- as of 2011-11-25
- "Demand reduction and harm reduction", by Dr Alex Wodak AM
- "Drug policy, criminal justice and mass imprisonment", by Bryan Stevenson
- "Assessing supply-side policy and practice: Eradication and alternative development, by David Mansfield
- "The development of international drug control: Lessons learned and strategic challenges for the future" by Martin Jelsma
- "Drug policy: Lessons learned and options for the future", by Mike Trace
- "The drug trade: The politicization of criminals and the criminalization of politicians" by Moisés Naím
According to the blog Sensi Seeds, "The Commission is now preparing another six papers covering its main areas of enquiry – the results of current drug-control measures, harm reduction and suggestions for improved policies. Naturally, more attention is focused on hard drugs due to the far greater damage associated with them; however, two of these papers will specifically address the issue of cannabis" legalization and decriminalization, including "Paper 4: Criminal justice challenges".
- George P. Shultz and Paul A. Volcker (11 June 2011). "A Real Debate About Drug Policy". The Wall Street Journal.
- Tharoor, Ishaan, "Report: The Global War on Drugs Has Failed. Is It Time to Legalize?", Time, June 03, 2011. Retrieved 2011-06-03.
- "Commission" page, GCDP webpage. Retrieved 2011-06-03.
- Latin American Initiative on Drugs and Democracy membership, LAIDD webpage. Retrieved 2011-06-03.
- Aleksander Kwaśniewski "Saying No to Costly Drug Laws" New York Times, May 10, 2012.
- "Dr. Gabor Maté: Obama Admin Should Heed Global Panel's Call to End 'Failed' U.S.-Led Drug War", Democracy Now!, June 6, 2011. Audio and transcript.
- Carter, Jimmy, "Call Off the Global Drug War", The New York Times, June 16, 2011. Retrieved 2011-07-12.
- "Letters: Dispatches From the War on Drugs", The New York Times, June 26, 2011. Retrieved 2011-07-12.
- "Serious Words", The Brian Lehrer Show, WNYC, June 27, 2011. Audio archive only. Retrieved 2011-07-12.
- "Global drugs war strategy has failed - overhaul it", The Tribune, June 27, 2011. Retrieved 2011-07-12.

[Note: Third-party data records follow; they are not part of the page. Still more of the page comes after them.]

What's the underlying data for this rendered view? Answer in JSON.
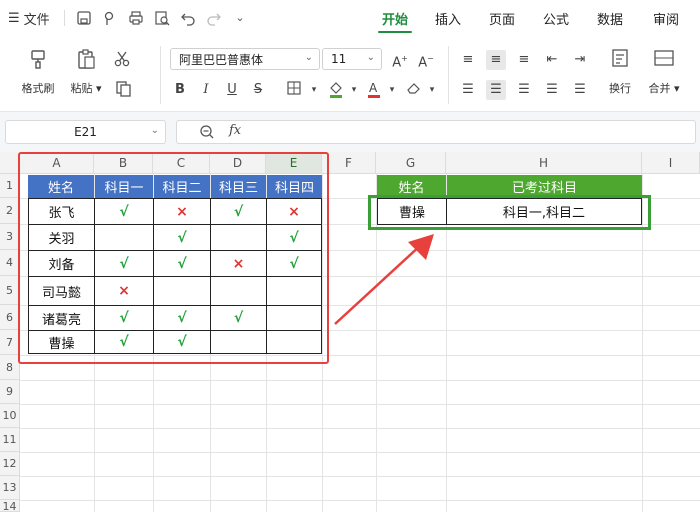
{
  "menubar": {
    "menu_icon": "☰",
    "file_label": "文件",
    "tabs": [
      "开始",
      "插入",
      "页面",
      "公式",
      "数据",
      "审阅"
    ],
    "active_tab": "开始"
  },
  "ribbon": {
    "format_painter": "格式刷",
    "paste": "粘贴",
    "font_name": "阿里巴巴普惠体",
    "font_size": "11",
    "wrap": "换行",
    "merge": "合并"
  },
  "formula_bar": {
    "cell_ref": "E21",
    "fx_label": "fx",
    "content": ""
  },
  "columns": [
    "A",
    "B",
    "C",
    "D",
    "E",
    "F",
    "G",
    "H",
    "I"
  ],
  "selected_column": "E",
  "rows": [
    "1",
    "2",
    "3",
    "4",
    "5",
    "6",
    "7",
    "8",
    "9",
    "10",
    "11",
    "12",
    "13",
    "14"
  ],
  "left_table": {
    "headers": [
      "姓名",
      "科目一",
      "科目二",
      "科目三",
      "科目四"
    ],
    "ok_mark": "√",
    "x_mark": "×",
    "rows": [
      {
        "name": "张飞",
        "marks": [
          "ok",
          "x",
          "ok",
          "x"
        ]
      },
      {
        "name": "关羽",
        "marks": [
          "",
          "ok",
          "",
          "ok"
        ]
      },
      {
        "name": "刘备",
        "marks": [
          "ok",
          "ok",
          "x",
          "ok"
        ]
      },
      {
        "name": "司马懿",
        "marks": [
          "x",
          "",
          "",
          ""
        ]
      },
      {
        "name": "诸葛亮",
        "marks": [
          "ok",
          "ok",
          "ok",
          ""
        ]
      },
      {
        "name": "曹操",
        "marks": [
          "ok",
          "ok",
          "",
          ""
        ]
      }
    ]
  },
  "right_table": {
    "headers": [
      "姓名",
      "已考过科目"
    ],
    "row": {
      "name": "曹操",
      "subjects": "科目一,科目二"
    }
  },
  "colors": {
    "accent_green": "#1e8e3e",
    "header_blue": "#4472c4",
    "header_green": "#4ea72e",
    "highlight_red": "#e8413d",
    "highlight_green": "#3aa035"
  }
}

- Hakim, Peter, "Rethinking US Drug Policy", Política Exterior (Inter-American Dialogue), October 31, 2011. Retrieved 2011-11-25.

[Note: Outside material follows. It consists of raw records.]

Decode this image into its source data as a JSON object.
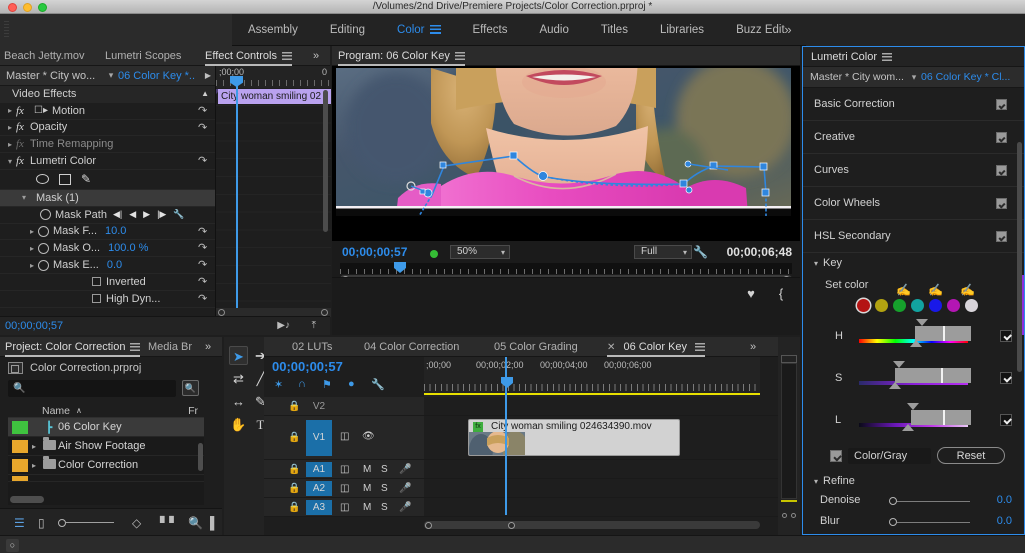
{
  "window": {
    "title": "/Volumes/2nd Drive/Premiere Projects/Color Correction.prproj *"
  },
  "workspace": {
    "tabs": [
      {
        "label": "Assembly",
        "active": false
      },
      {
        "label": "Editing",
        "active": false
      },
      {
        "label": "Color",
        "active": true
      },
      {
        "label": "Effects",
        "active": false
      },
      {
        "label": "Audio",
        "active": false
      },
      {
        "label": "Titles",
        "active": false
      },
      {
        "label": "Libraries",
        "active": false
      },
      {
        "label": "Buzz Edit",
        "active": false
      }
    ],
    "overflow": "»"
  },
  "effect_controls": {
    "tabs": [
      {
        "label": "Beach Jetty.mov",
        "active": false
      },
      {
        "label": "Lumetri Scopes",
        "active": false
      },
      {
        "label": "Effect Controls",
        "active": true
      }
    ],
    "overflow": "»",
    "master_label": "Master * City wo...",
    "sequence_label": "06 Color Key *...",
    "section_header": "Video Effects",
    "rows": [
      {
        "label": "Motion",
        "kind": "fx",
        "value": ""
      },
      {
        "label": "Opacity",
        "kind": "fx",
        "value": ""
      },
      {
        "label": "Time Remapping",
        "kind": "fx-dim",
        "value": ""
      },
      {
        "label": "Lumetri Color",
        "kind": "fx-open",
        "value": ""
      }
    ],
    "mask_label": "Mask (1)",
    "mask_path_label": "Mask Path",
    "params": [
      {
        "label": "Mask F...",
        "value": "10.0"
      },
      {
        "label": "Mask O...",
        "value": "100.0 %"
      },
      {
        "label": "Mask E...",
        "value": "0.0"
      }
    ],
    "checkboxes": [
      {
        "label": "Inverted",
        "checked": false
      },
      {
        "label": "High Dyn...",
        "checked": false
      }
    ],
    "timeline_start": ";00;00",
    "timeline_end": "0",
    "clip_label": "City woman smiling 02",
    "timecode": "00;00;00;57"
  },
  "program": {
    "tab_label": "Program: 06 Color Key",
    "timecode_left": "00;00;00;57",
    "zoom_level": "50%",
    "quality": "Full",
    "duration": "00;00;06;48",
    "buttons": [
      {
        "name": "add-marker-button",
        "glyph": "♥"
      },
      {
        "name": "mark-in-button",
        "glyph": "{"
      },
      {
        "name": "mark-out-button",
        "glyph": "}"
      },
      {
        "name": "go-to-in-button",
        "glyph": "{←"
      },
      {
        "name": "step-back-button",
        "glyph": "◀❘"
      },
      {
        "name": "play-stop-button",
        "glyph": "▶"
      },
      {
        "name": "step-forward-button",
        "glyph": "❘▶"
      },
      {
        "name": "go-to-out-button",
        "glyph": "→}"
      },
      {
        "name": "lift-button",
        "glyph": "▃"
      },
      {
        "name": "extract-button",
        "glyph": "▃"
      },
      {
        "name": "export-frame-button",
        "glyph": "▣"
      },
      {
        "name": "button-editor-overflow",
        "glyph": "»"
      },
      {
        "name": "add-button",
        "glyph": "+"
      }
    ]
  },
  "lumetri": {
    "tab_label": "Lumetri Color",
    "master_label": "Master * City wom...",
    "sequence_label": "06 Color Key * Cl...",
    "sections": [
      {
        "label": "Basic Correction",
        "checked": true
      },
      {
        "label": "Creative",
        "checked": true
      },
      {
        "label": "Curves",
        "checked": true
      },
      {
        "label": "Color Wheels",
        "checked": true
      },
      {
        "label": "HSL Secondary",
        "checked": true
      }
    ],
    "key_label": "Key",
    "set_color_label": "Set color",
    "eyedroppers": [
      "eyedropper",
      "eyedropper-add",
      "eyedropper-subtract"
    ],
    "swatches": [
      {
        "name": "red",
        "color": "#b41414",
        "selected": true
      },
      {
        "name": "yellow",
        "color": "#b2a211"
      },
      {
        "name": "green",
        "color": "#16a02c"
      },
      {
        "name": "cyan",
        "color": "#12a3a0"
      },
      {
        "name": "blue",
        "color": "#1919e8"
      },
      {
        "name": "magenta",
        "color": "#b316b3"
      },
      {
        "name": "white",
        "color": "#d8d4da"
      }
    ],
    "hsl_rows": [
      {
        "label": "H",
        "checked": true
      },
      {
        "label": "S",
        "checked": true
      },
      {
        "label": "L",
        "checked": true
      }
    ],
    "color_gray_label": "Color/Gray",
    "color_gray_checked": true,
    "reset_label": "Reset",
    "refine_label": "Refine",
    "refine_sliders": [
      {
        "label": "Denoise",
        "value": "0.0"
      },
      {
        "label": "Blur",
        "value": "0.0"
      }
    ]
  },
  "project": {
    "tabs": [
      {
        "label": "Project: Color Correction",
        "active": true
      },
      {
        "label": "Media Br",
        "active": false
      }
    ],
    "overflow": "»",
    "project_file": "Color Correction.prproj",
    "search_placeholder": "",
    "columns": {
      "name": "Name",
      "sort": "∧",
      "second": "Fr"
    },
    "items": [
      {
        "label": "06 Color Key",
        "type": "sequence",
        "swatch": "#3fc33f",
        "selected": true,
        "expandable": false
      },
      {
        "label": "Air Show Footage",
        "type": "bin",
        "swatch": "#e8a72c",
        "selected": false,
        "expandable": true
      },
      {
        "label": "Color Correction",
        "type": "bin",
        "swatch": "#e8a72c",
        "selected": false,
        "expandable": true
      }
    ],
    "footer_icons": [
      "list-view-icon",
      "icon-view-icon",
      "zoom-slider",
      "sort-icon",
      "freeform-icon",
      "find-icon",
      "new-item-icon"
    ]
  },
  "timeline": {
    "tabs": [
      {
        "label": "02 LUTs",
        "active": false,
        "closable": false
      },
      {
        "label": "04 Color Correction",
        "active": false,
        "closable": false
      },
      {
        "label": "05 Color Grading",
        "active": false,
        "closable": false
      },
      {
        "label": "06 Color Key",
        "active": true,
        "closable": true
      }
    ],
    "overflow": "»",
    "timecode": "00;00;00;57",
    "tool_icons": [
      "selection-tool",
      "track-select-forward-tool",
      "ripple-edit-tool",
      "rolling-edit-tool",
      "slip-tool",
      "pen-tool",
      "hand-tool",
      "type-tool"
    ],
    "toolbar_icons": [
      "nest-toggle-icon",
      "snap-icon",
      "linked-selection-icon",
      "add-marker-icon",
      "timeline-settings-icon"
    ],
    "ruler_labels": [
      ";00;00",
      "00;00;02;00",
      "00;00;04;00",
      "00;00;06;00"
    ],
    "tracks": [
      {
        "name": "V2",
        "type": "video",
        "enabled": false
      },
      {
        "name": "V1",
        "type": "video",
        "enabled": true
      },
      {
        "name": "A1",
        "type": "audio",
        "enabled": true
      },
      {
        "name": "A2",
        "type": "audio",
        "enabled": true
      },
      {
        "name": "A3",
        "type": "audio",
        "enabled": true
      }
    ],
    "clip": {
      "label": "City woman smiling 024634390.mov"
    }
  }
}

- Bio, Beckley Foundation webpage. Retrieved 2011-11-25.
- "Global Initiative", Beckley Foundation webpage. Retrieved 2011-11-25.
- Beckford, Martin, "It's time to decriminalise drug use, say peers", The Telegraph, 20 March 2011. Retrieved 2011-11-25.

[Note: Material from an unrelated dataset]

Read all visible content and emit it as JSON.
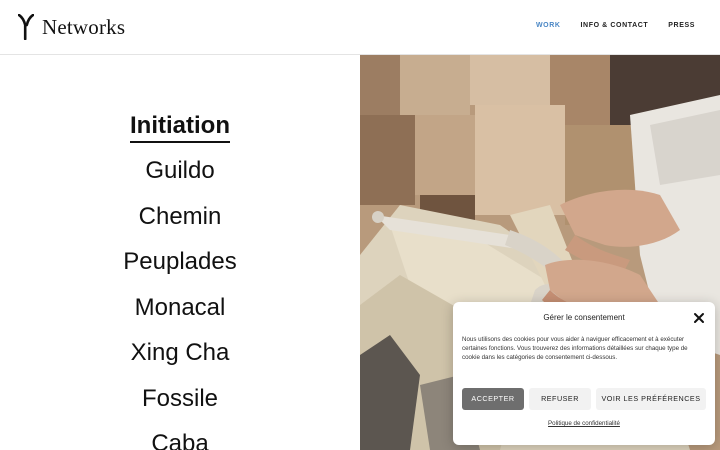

- Phillips, Melanie, "Drug legalisation? We need it like a hole in the head", Daily Mail, 19th November 2011 5:10 pm. Retrieved 2011-11-25.
- "Background Papers", GCDP webpage. Retrieved 2011-11-25.
- "The Global Commission on Drug Policy: Addressing Cannabis Legalization", sensiseeds.com, November 11, 2011. It's not completely clear or confirmed that the Commission is doing "another" six reports, but it seems likely the blog had solid information. Earlier in the post, the post did appear to conflate the GCDP with the earlier Latin American Initiative on Drugs and Democracy. Retrieved 2011-11-25.